[George Mason University’s law school’s] problems began in early 2000, when the American Bar Association visited the law school, which has a somewhat conservative reputation, for its routine reaccreditation inspection. The site evaluation team was unhappy that only 6.5% of entering students were minorities.
Outreach was not the problem; even the site evaluation report (obtained as a result of Freedom of Information Act requests) conceded that GMU had a “very active effort to recruit minorities.” But the school, the report noted, had been “unwilling to engage in any significant preferential affirmative action admissions program.” Since most law schools were willing to admit minority students with dramatically lower entering academic credentials, GMU was at a recruitment disadvantage. The site evaluation report noted its “serious concerns” with the school’s policy.
Over the next few years, the ABA repeatedly refused to renew GMU’s accreditation, citing its lack of a “significant preferential affirmative action program” and supposed lack of diversity. The school stepped up its already-extensive recruitment efforts, but was forced to back away from its opposition to significant preferential treatment. It was thus able to raise the proportion of minorities in its entering class to 10.98% in 2001 and 16.16% in 2002.
Not good enough.

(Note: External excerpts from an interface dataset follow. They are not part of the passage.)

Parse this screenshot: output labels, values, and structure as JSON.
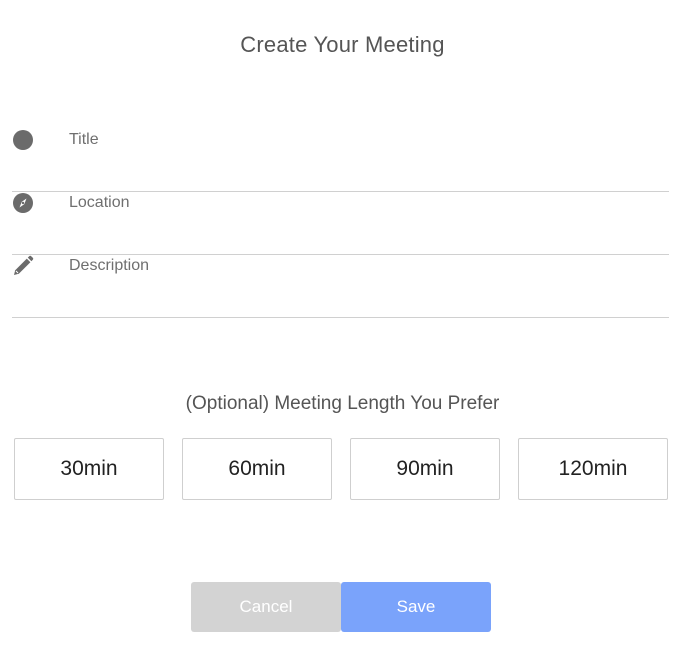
{
  "header": {
    "title": "Create Your Meeting"
  },
  "form": {
    "title_field": {
      "icon": "circle-icon",
      "placeholder": "Title",
      "value": ""
    },
    "location_field": {
      "icon": "compass-icon",
      "placeholder": "Location",
      "value": ""
    },
    "description_field": {
      "icon": "pencil-icon",
      "placeholder": "Description",
      "value": ""
    }
  },
  "length": {
    "heading": "(Optional) Meeting Length You Prefer",
    "options": [
      "30min",
      "60min",
      "90min",
      "120min"
    ]
  },
  "actions": {
    "cancel_label": "Cancel",
    "save_label": "Save"
  },
  "colors": {
    "icon": "#6b6b6b",
    "divider": "#d0d0d0",
    "cancel_bg": "#d3d3d3",
    "save_bg": "#7aa3fb",
    "option_border": "#cfcfcf"
  }
}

In 2003, the ABA summoned the university’s president and law school dean to appear before it personally, threatening to revoke the institution’s accreditation.

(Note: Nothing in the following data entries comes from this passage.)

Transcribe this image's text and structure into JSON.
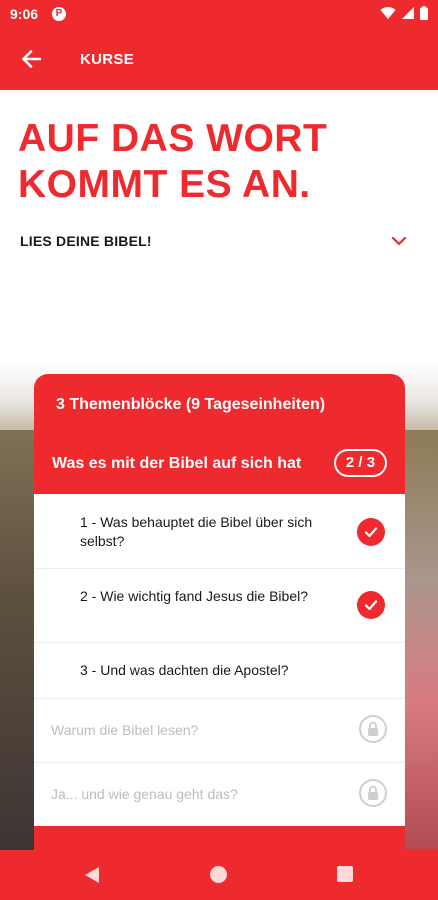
{
  "status_bar": {
    "time": "9:06",
    "app_icon_letter": "P"
  },
  "app_bar": {
    "title": "KURSE"
  },
  "hero": {
    "headline_line1": "AUF DAS WORT",
    "headline_line2": "KOMMT ES AN.",
    "subtitle": "LIES DEINE BIBEL!"
  },
  "course_card": {
    "blocks_summary": "3 Themenblöcke (9 Tageseinheiten)",
    "section_title": "Was es mit der Bibel auf sich hat",
    "progress": "2 / 3",
    "lessons": [
      {
        "label": "1 - Was behauptet die Bibel über sich selbst?",
        "status": "completed"
      },
      {
        "label": "2 - Wie wichtig fand Jesus die Bibel?",
        "status": "completed"
      },
      {
        "label": "3 - Und was dachten die Apostel?",
        "status": "open"
      }
    ],
    "locked_sections": [
      {
        "label": "Warum die Bibel lesen?",
        "status": "locked"
      },
      {
        "label": "Ja... und wie genau geht das?",
        "status": "locked"
      }
    ]
  },
  "colors": {
    "accent": "#ee2a2e",
    "text": "#1a1a1a",
    "muted": "#bdbdbd"
  }
}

GMU responded by further lowering minority admissions standards. It also increased spending on outreach, appointed an assistant dean to serve as minority coordinator, and established an outside “Minority Recruitment Council.” As a result, 17.3% of its entering students were minority members in 2003 and 19% in 2004.
Not good enough. “Of the 99 minority students in 2003,” the ABA complained, “only 23 were African American; of 111 minority students in 2004, the number of African Americans held at 23.” It didn’t seem to matter that 63 African Americans had been offered admission, or that many students admitted with lower academic credentials would end up incurring heavy debt but never graduate and pass the bar.
GMU’s case is not unique. In a study conducted several years ago, 31% of law school respondents admitted to political scientists Susan Welch and John Gruhl that they “felt pressure” “to take race into account in making admissions decisions” from “accreditation agencies.” Several schools, like GMU, have been put through the diversity wringer.
As the Education Department’s designated law school accreditor, the council decides whether a law school’s students will be eligible for federal loans. As state accreditor, it decides which schools’ graduates may sit for the bar examination. It is thus part of the governing bureaucracy—the kind of institution academic freedom is supposed to protect universities from.
So now it is up to the Education Department to bring the ABA to heel. In 2006, when the ABA’s status as accreditor was itself up for renewal, opposition came from many quarters on many grounds. Surprised, the Education Department put the ABA on a short leash, giving it only 18 months before its next renewal, and requiring it to submit its official correspondence for inspection.